This exercise alone was therapeutic. While I continued to work with the content marketing agency, work from independent clients began to trickle in. This was very exciting. Not because of the money at this point, since I wasn’t making a lot, yet, but because it opened doors I had not considered before.
Almost instantly, I had people get in touch with me with work offers. Not all of it was suitable, but I did connect with a few good clients whose work I enjoyed and it opened up a world of possibilities.
Another activity that kept me busy around the time I started working as a freelance writer was blogging. Although I started my first blog in 2003 when Google acquired Blogger, I only took it seriously when a couple of prospective clients contacted me via my blog.
Like a million others, I too dreamed of making a full time income from blogging but did not know how. Also, when I did the research, I realized I would need to invest time, a luxury I did not have.
Starting 2008, I began writing on my blog regularly, paying attention to what I posted. I consciously spent time connecting with my community, visiting other blogs, sharing their content on social media and attending blogger meets, being interviewed by major blogging networks — all of which increased my exposure in the online world
Lesson? No effort goes to waste. And every experience teaches something.
So, it looks like a nice success story, eh?
It would have been, but for the shock of my Mom suddenly passing away in February 2010, a day before my wedding anniversary. Life suddenly seemed to come to a standstill. Her death was unexpected and it shook me up emotionally. I found it hard to focus on anything other than the unavoidable routine of cooking, cleaning, eating, sleeping, caring for my son, who was only 12.
The days passed, and I knew I had to snap out of this inertia, this listless phase. I missed my Mom terribly. I missed her encouragement and humor. I had no one to talk to. I started a blog, a sort of tribute/memoir of life with my Mom and conversations with her. This helped me cope, and get back on my feet. It also encouraged me to focus on all the loving advice I had received from her and I limped back into my work routine.
I worked hard. Work was steady. Life seemed good. Little did I know there was another shock waiting for me around the corner.
A major health setback
It was February 2013. I went for a full health check. When my reports came back, imagine my shock at discovering I was diabetic!
I went through a plethora of emotions. Despair followed anger, denial and despondency. I thought of all the diabetics I knew, and I so did not want a life like that — always worried about what I ate, and developing all sorts of complications.
But continuing to feel dejected wasn’t going to get me anywhere, and so I pulled up my mental big girl panties and got to work. I made a diet plan, an exercise regime and changed my lifestyle overnight.
In 15 days, I achieved normal blood sugar readings, but with diabetes, that was a temporary victory. The challenge was to sustain it. I took this as a wakeup call.
While I do slip up occasionally, I am more or less successful in showing my diabetes who’s boss.
I started two more blogs at this point: one to share tips on living with diabetes, and the second to share life hacks for happiness that make life just a little better.

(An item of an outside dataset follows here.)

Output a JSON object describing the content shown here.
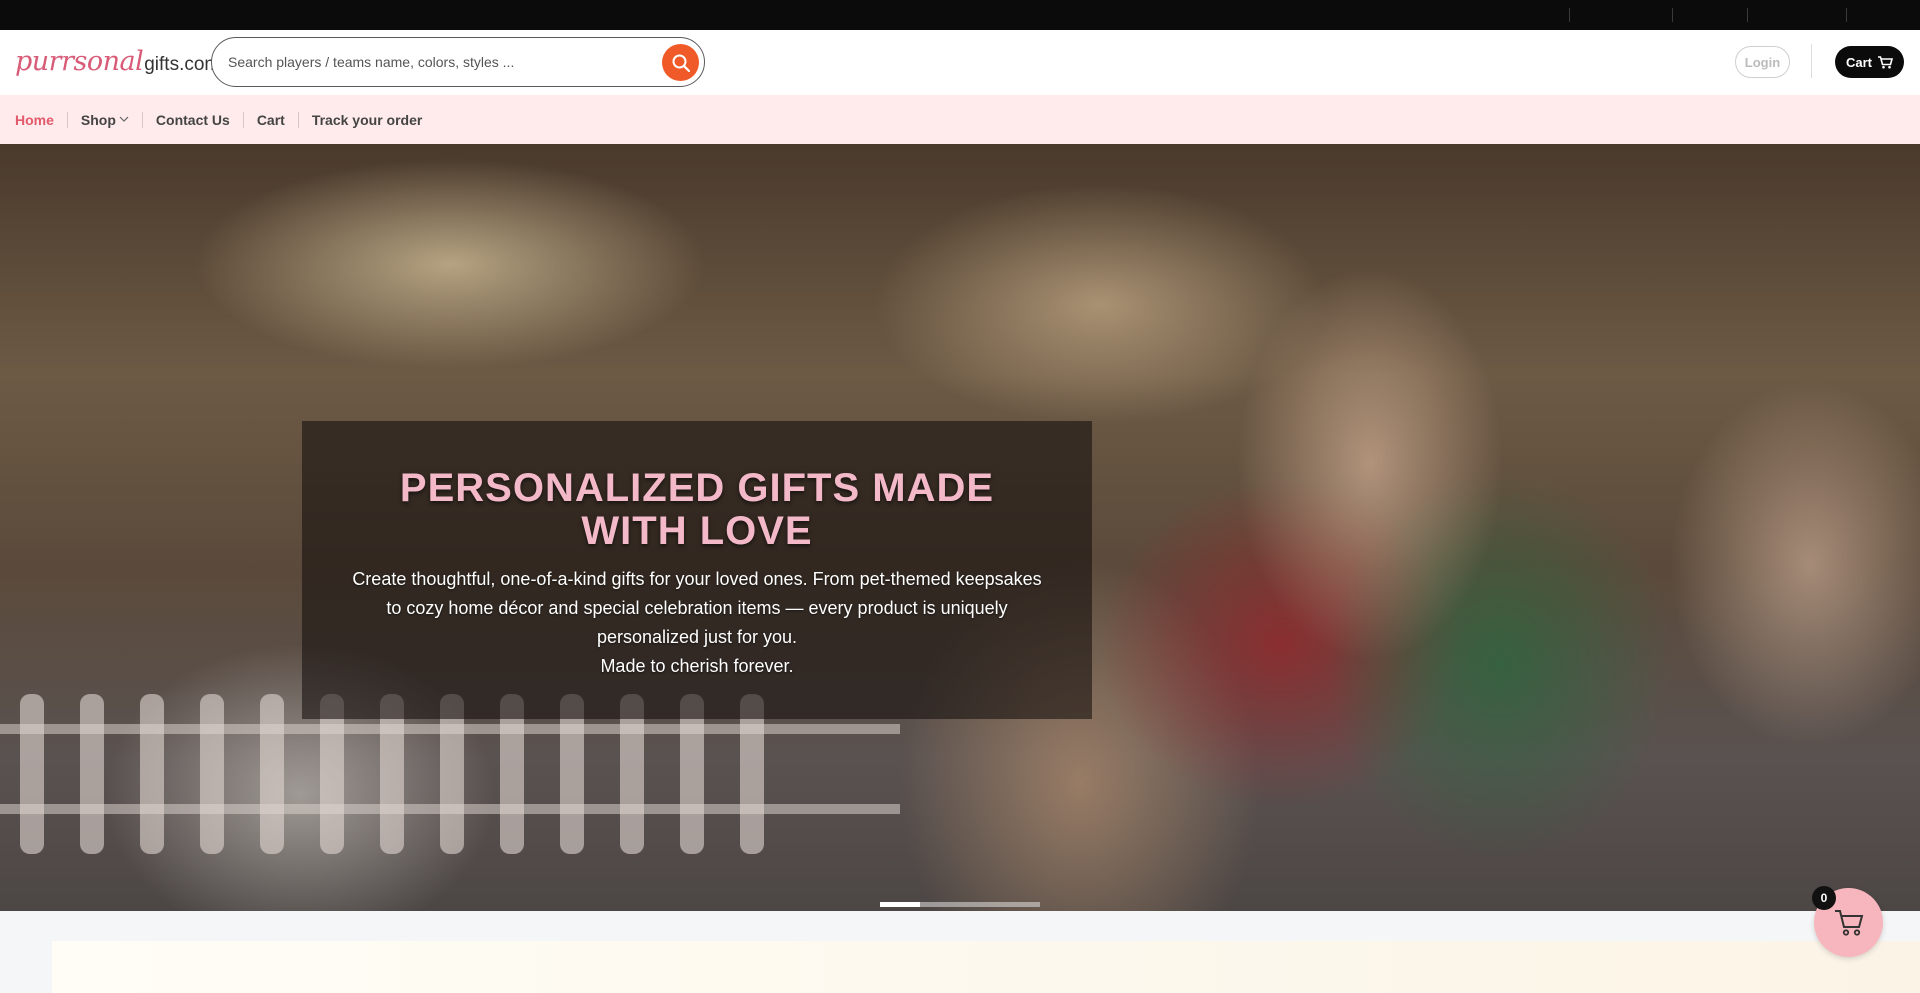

In life, coincidences are rare. I like to believe that things happen for a reason. When we embrace these experiences, and follow through with action, good things happen.

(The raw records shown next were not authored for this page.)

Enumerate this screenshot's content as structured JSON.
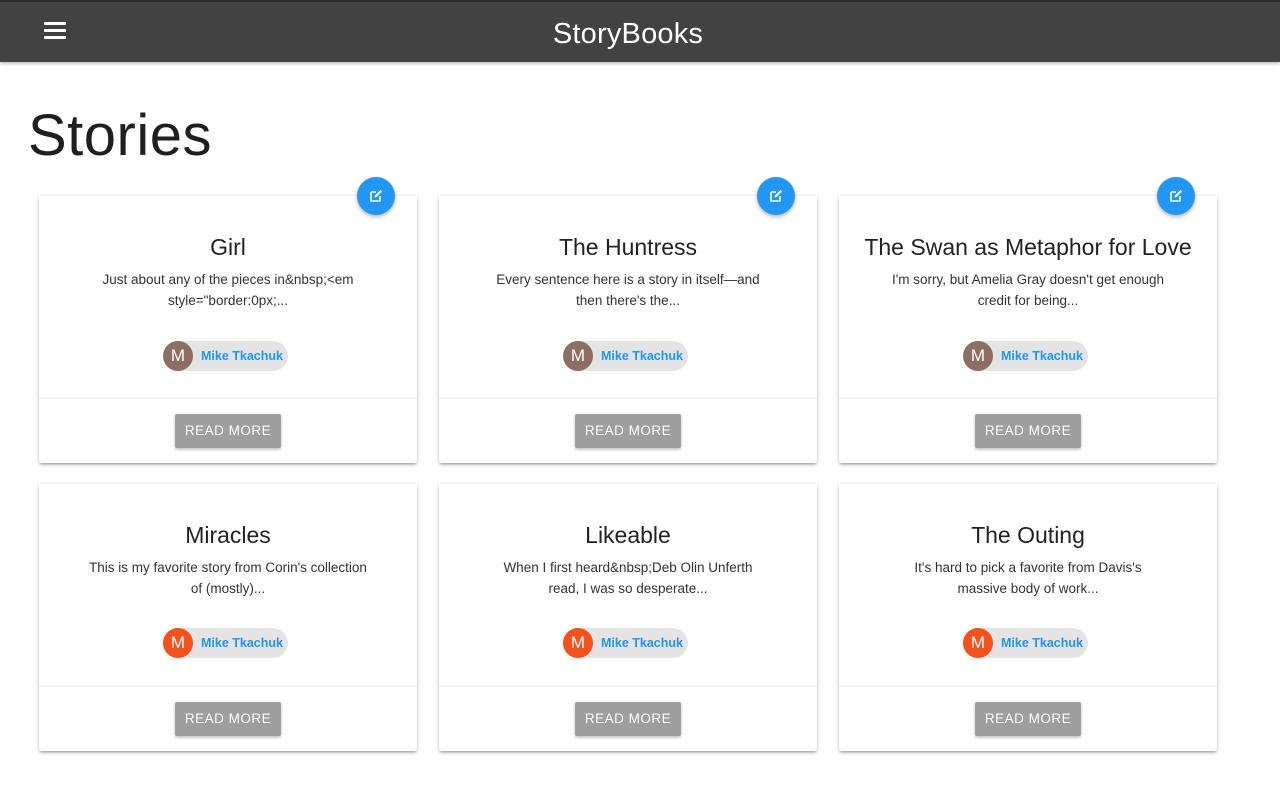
{
  "app": {
    "brand": "StoryBooks",
    "menu_icon": "hamburger-menu-icon"
  },
  "page": {
    "title": "Stories"
  },
  "colors": {
    "navbar": "#424242",
    "accent": "#2196f3",
    "button": "#9e9e9e",
    "avatar_brown": "#8d6e63",
    "avatar_orange": "#f4511e"
  },
  "stories": [
    {
      "title": "Girl",
      "excerpt": "Just about any of the pieces in&nbsp;<em style=\"border:0px;...",
      "author": "Mike Tkachuk",
      "avatar_letter": "M",
      "avatar_color": "#8d6e63",
      "button_label": "Read More",
      "editable": true
    },
    {
      "title": "The Huntress",
      "excerpt": "Every sentence here is a story in itself—and then there's the...",
      "author": "Mike Tkachuk",
      "avatar_letter": "M",
      "avatar_color": "#8d6e63",
      "button_label": "Read More",
      "editable": true
    },
    {
      "title": "The Swan as Metaphor for Love",
      "excerpt": "I'm sorry, but Amelia Gray doesn't get enough credit for being...",
      "author": "Mike Tkachuk",
      "avatar_letter": "M",
      "avatar_color": "#8d6e63",
      "button_label": "Read More",
      "editable": true
    },
    {
      "title": "Miracles",
      "excerpt": "This is my favorite story from Corin's collection of (mostly)...",
      "author": "Mike Tkachuk",
      "avatar_letter": "M",
      "avatar_color": "#f4511e",
      "button_label": "Read More",
      "editable": false
    },
    {
      "title": "Likeable",
      "excerpt": "When I first heard&nbsp;Deb Olin Unferth read, I was so desperate...",
      "author": "Mike Tkachuk",
      "avatar_letter": "M",
      "avatar_color": "#f4511e",
      "button_label": "Read More",
      "editable": false
    },
    {
      "title": "The Outing",
      "excerpt": "It's hard to pick a favorite from Davis's massive body of work...",
      "author": "Mike Tkachuk",
      "avatar_letter": "M",
      "avatar_color": "#f4511e",
      "button_label": "Read More",
      "editable": false
    }
  ]
}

A blessed life
Today, I feel privileged to be able to give back, by doing a lot of gratis work and donating my blogging income to my local welfare home, supporting blind children’s education and sharing food/education/medical expenses for orphanages, in addition to sponsoring underprivileged children.
I have indeed come full circle, from starting my career as a trainee back in 1984, to rapidly rising as a corporate executive, to retiring early and then, having the courage to return to work in the career of my dreams.

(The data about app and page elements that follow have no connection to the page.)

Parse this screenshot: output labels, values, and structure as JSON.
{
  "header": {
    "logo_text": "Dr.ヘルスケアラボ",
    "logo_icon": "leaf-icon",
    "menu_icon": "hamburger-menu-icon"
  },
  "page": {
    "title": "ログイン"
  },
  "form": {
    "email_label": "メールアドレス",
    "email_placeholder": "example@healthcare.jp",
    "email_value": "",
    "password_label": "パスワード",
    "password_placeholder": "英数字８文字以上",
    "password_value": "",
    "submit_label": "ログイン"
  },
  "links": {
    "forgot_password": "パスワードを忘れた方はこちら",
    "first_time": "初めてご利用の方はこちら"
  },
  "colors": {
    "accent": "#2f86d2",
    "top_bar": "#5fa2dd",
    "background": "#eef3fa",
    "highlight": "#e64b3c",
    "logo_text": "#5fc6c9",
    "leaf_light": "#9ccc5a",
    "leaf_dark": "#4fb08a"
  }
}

While there have been many timely exits, the reentries have been amazing. I have grown as an individual and learned to have unshakeable belief in myself — and that nothing is impossible.
Thank you for reading.